By Julia Babkina
Kennedy aims to be ‘friendly to everybody’
River Run Inn is under new ownership following the sale of the inn in November.
New owner Michael Kennedy says the 16-room facility is “just enough to keep me super busy but not completely overwhelming.”
Kennedy said the inn is everything he was looking for when he set out to buy a property.
“It just fit all of our criteria — lodge, up in the mountains, fishing nearby and some kind of water feature that was close by,” he said. “When we saw this one and the water feature is that far from it, it was just like wow, this is better than we could have imagined, so let’s try to get it.”
Kennedy grew up in Yakima and California before moving to Hawaii, where her lived for 36 years and worked as a CAT scan tech. In 2019 he was diagnosed with cancer. Not long after came the COVID pandemic.
“I needed a change in my life,” recounted Kennedy. He told himself, “if I live through this, I’m going to do something different.”
“I always thought this would be a really cool job because my whole career is working with people on the worst day of their life, in a lot of cases, and now I get to serve people having the best day of their life, so it’s a big positive change for me,” he added.
Kennedy purchased the property with the help of his brother, a commercial real estate broker based in Vancouver, Washington, who had visited the property and remarked how beautiful it is.

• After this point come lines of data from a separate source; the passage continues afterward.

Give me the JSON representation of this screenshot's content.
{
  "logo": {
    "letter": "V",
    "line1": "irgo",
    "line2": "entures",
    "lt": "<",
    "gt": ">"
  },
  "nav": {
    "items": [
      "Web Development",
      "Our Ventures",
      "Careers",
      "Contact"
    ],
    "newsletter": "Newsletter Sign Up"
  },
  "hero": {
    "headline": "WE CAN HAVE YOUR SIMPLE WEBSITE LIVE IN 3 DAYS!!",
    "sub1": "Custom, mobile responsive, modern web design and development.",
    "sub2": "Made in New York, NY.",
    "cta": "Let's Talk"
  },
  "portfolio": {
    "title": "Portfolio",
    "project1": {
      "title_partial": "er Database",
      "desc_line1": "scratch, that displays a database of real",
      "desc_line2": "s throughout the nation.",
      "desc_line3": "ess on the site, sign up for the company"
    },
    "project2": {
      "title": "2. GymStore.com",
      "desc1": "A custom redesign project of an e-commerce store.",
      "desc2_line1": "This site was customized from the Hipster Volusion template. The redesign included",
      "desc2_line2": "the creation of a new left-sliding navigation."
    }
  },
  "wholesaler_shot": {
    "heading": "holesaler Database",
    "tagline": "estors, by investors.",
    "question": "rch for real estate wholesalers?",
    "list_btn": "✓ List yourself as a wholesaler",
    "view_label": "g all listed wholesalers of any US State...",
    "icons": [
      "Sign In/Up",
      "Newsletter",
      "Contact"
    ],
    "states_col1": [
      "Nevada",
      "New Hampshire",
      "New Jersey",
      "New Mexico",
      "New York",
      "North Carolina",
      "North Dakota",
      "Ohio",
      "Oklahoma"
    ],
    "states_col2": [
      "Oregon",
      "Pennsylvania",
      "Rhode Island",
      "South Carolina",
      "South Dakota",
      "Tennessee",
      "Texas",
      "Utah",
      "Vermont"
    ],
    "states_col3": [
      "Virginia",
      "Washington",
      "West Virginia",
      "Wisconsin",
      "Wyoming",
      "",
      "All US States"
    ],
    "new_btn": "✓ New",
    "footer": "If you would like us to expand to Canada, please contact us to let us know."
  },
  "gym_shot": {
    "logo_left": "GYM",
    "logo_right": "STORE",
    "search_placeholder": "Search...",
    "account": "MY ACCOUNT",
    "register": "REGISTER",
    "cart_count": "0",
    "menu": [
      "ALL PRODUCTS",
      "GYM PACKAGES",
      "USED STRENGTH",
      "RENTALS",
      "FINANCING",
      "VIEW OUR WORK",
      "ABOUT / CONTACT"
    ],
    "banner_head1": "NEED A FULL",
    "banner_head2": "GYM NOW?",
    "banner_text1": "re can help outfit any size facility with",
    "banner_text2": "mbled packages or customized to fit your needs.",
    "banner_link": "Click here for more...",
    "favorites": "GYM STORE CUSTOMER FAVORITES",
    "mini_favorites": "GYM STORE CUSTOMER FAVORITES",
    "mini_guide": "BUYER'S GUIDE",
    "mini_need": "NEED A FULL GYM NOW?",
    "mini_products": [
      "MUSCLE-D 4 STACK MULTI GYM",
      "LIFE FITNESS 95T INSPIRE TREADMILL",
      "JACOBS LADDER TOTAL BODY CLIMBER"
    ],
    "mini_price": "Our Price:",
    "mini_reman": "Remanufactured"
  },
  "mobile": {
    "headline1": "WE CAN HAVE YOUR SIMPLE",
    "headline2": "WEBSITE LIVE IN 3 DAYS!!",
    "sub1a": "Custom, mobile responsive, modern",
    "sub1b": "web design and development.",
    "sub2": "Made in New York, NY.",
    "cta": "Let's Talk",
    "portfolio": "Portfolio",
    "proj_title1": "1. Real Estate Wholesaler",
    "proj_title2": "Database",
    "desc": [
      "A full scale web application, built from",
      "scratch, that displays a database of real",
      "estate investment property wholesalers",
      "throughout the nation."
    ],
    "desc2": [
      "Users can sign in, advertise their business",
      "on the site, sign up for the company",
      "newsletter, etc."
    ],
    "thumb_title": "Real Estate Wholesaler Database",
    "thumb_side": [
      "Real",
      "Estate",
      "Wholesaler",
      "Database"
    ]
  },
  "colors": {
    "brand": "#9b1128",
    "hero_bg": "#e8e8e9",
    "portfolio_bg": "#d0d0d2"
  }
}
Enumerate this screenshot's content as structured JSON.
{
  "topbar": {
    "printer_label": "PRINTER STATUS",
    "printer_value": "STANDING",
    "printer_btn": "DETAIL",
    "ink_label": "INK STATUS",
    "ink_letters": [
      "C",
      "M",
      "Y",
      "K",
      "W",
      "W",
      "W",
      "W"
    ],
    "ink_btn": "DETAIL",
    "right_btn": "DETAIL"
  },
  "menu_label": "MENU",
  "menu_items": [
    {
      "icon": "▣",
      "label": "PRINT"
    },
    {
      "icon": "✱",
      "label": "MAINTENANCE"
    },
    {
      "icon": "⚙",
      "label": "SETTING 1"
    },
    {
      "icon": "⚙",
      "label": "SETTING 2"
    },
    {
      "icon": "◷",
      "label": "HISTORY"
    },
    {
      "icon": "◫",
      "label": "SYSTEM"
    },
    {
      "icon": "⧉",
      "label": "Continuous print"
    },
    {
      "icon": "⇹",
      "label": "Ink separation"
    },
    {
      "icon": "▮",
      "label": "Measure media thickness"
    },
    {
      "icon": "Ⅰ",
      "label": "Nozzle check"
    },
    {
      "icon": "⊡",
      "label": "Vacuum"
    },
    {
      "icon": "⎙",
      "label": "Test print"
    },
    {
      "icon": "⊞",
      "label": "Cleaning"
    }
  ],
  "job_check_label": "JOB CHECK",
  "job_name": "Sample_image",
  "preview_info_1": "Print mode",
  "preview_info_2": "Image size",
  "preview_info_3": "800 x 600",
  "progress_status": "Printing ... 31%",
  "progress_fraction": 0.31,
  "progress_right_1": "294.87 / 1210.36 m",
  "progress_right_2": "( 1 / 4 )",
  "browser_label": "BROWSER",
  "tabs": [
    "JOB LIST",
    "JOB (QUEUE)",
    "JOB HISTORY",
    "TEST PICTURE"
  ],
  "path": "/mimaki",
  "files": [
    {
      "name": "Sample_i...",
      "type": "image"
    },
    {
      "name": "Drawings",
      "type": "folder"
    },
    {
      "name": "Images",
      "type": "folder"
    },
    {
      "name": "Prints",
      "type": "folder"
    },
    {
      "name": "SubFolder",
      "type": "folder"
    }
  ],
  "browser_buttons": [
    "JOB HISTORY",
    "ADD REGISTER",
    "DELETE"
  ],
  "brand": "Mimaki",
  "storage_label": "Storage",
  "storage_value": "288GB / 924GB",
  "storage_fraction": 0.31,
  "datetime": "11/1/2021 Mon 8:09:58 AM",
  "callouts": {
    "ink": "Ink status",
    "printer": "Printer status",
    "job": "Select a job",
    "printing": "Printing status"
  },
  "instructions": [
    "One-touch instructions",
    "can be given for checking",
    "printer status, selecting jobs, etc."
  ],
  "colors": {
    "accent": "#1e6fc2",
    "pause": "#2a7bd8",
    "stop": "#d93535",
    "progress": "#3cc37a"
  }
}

“We began talking about it and by chance, it came onto the market and it was one of those decisions — either you jump or you don’t. So I did and I sold my house in Hawaii and bought this,” said Kennedy.
The sale came at a good time for del Siena Lints, previously Craig Lints, who was managing the property for his ex-wife, who could no longer care for the property due to her declining health.
Lints and his ex-wife Olivia Rose, formerly Carol Lints, purchased the property in 1996 after another property they drove from Bothell to see in Klamath Falls, Oregon, turned out to be a huge disappointment. That weekend, they drove north to Winthrop to look at River Run Inn.
“We didn’t know what a motel was,” said Lints, recounting the learning curve that came with purchasing the business. Before the Lints bought the inn, the inn’s reservation system included a sign on Friday nights that read, “If you need a room, call Three Fingered Jack’s,” which would then contact the inn manager.
Over the years, Lints, who had worked in construction in Seattle, built five cabins, added four motel rooms, and changed a portion of the inn into a house rental. The house was owned by Jack Rader before being converted into a bed and breakfast and then an inn.
New owner Kennedy said he doesn’t want to define the inn by a single type of customer.
“If you say it’s family friendly, are you alienating somebody who doesn’t have a family? We get a lot of single people with pets coming over and I want them to feel just as comfortable as anybody here so I hate to say I’m family friendly or I’m this friendly or I’m that friendly because I just want to be friendly to everybody,” Kennedy said. “Everybody that wants to come and hear a river across from their room should be able to do it.”
Lints described himself as being in a happy place following the sale. He has moved to Bellingham to study jazz at Western Washington University. Lints plays the trombone and composes music.
“I’m self-taught in a lot of ways and I want to go back and learn a lot of the basics that I missed,” he said.
As for the inn, Lints said it holds a special place for him.
“I describe myself as a devout atheist, and yet, there is something about River Run that is spiritual,” said Lints. “I used to tell my employees, if you have a bad day, you have my permission to walk out back and sit by the river for half an hour because that’s all you have to do is sit by the river and everything kind of solves itself.”
“I’ve often felt like I was just a caretaker there,” he added. “There’s something about it that’s magical that’s hard to explain. It has a life of its own. It’ll survive any set of owners or problems. There’s something alive there that’s special.”